No pictures, nothing altered: return the data below.
----
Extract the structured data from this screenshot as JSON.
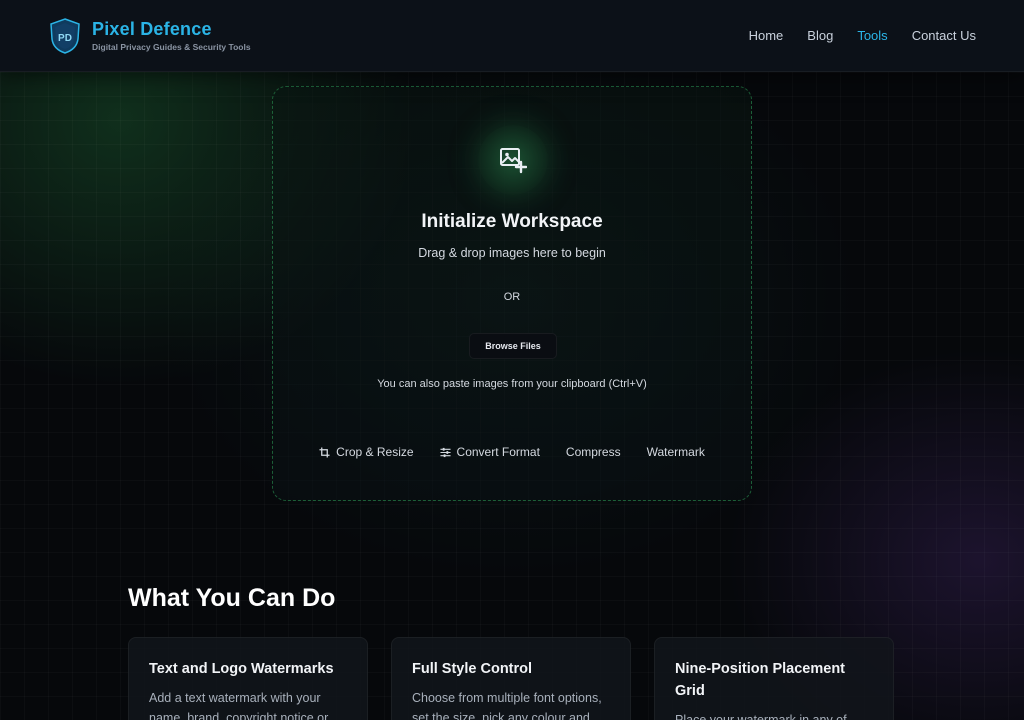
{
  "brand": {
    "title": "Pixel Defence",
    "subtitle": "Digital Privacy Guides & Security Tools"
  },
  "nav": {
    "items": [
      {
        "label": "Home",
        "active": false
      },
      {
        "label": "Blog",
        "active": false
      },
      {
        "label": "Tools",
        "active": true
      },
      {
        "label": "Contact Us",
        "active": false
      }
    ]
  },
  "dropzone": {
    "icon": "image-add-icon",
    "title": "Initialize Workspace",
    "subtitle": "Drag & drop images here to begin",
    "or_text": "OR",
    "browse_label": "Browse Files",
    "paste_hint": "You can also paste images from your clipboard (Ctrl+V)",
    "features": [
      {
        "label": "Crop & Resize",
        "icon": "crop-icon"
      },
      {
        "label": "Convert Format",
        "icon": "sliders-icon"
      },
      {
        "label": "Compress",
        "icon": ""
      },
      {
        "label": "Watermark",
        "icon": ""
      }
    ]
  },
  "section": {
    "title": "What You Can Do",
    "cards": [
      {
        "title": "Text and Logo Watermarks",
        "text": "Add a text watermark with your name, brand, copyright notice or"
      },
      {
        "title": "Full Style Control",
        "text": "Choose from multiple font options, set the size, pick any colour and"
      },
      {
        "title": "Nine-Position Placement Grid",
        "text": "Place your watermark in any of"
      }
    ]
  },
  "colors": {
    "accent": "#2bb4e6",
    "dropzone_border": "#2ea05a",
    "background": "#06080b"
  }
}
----
» **ANSWER TO THE EXERCISE**:
Extract the structured data from this screenshot as JSON.
{
  "brand": {
    "title": "Pixel Defence",
    "subtitle": "Digital Privacy Guides & Security Tools"
  },
  "nav": {
    "items": [
      {
        "label": "Home",
        "active": false
      },
      {
        "label": "Blog",
        "active": false
      },
      {
        "label": "Tools",
        "active": true
      },
      {
        "label": "Contact Us",
        "active": false
      }
    ]
  },
  "dropzone": {
    "icon": "image-add-icon",
    "title": "Initialize Workspace",
    "subtitle": "Drag & drop images here to begin",
    "or_text": "OR",
    "browse_label": "Browse Files",
    "paste_hint": "You can also paste images from your clipboard (Ctrl+V)",
    "features": [
      {
        "label": "Crop & Resize",
        "icon": "crop-icon"
      },
      {
        "label": "Convert Format",
        "icon": "sliders-icon"
      },
      {
        "label": "Compress",
        "icon": ""
      },
      {
        "label": "Watermark",
        "icon": ""
      }
    ]
  },
  "section": {
    "title": "What You Can Do",
    "cards": [
      {
        "title": "Text and Logo Watermarks",
        "text": "Add a text watermark with your name, brand, copyright notice or"
      },
      {
        "title": "Full Style Control",
        "text": "Choose from multiple font options, set the size, pick any colour and"
      },
      {
        "title": "Nine-Position Placement Grid",
        "text": "Place your watermark in any of"
      }
    ]
  },
  "colors": {
    "accent": "#2bb4e6",
    "dropzone_border": "#2ea05a",
    "background": "#06080b"
  }
}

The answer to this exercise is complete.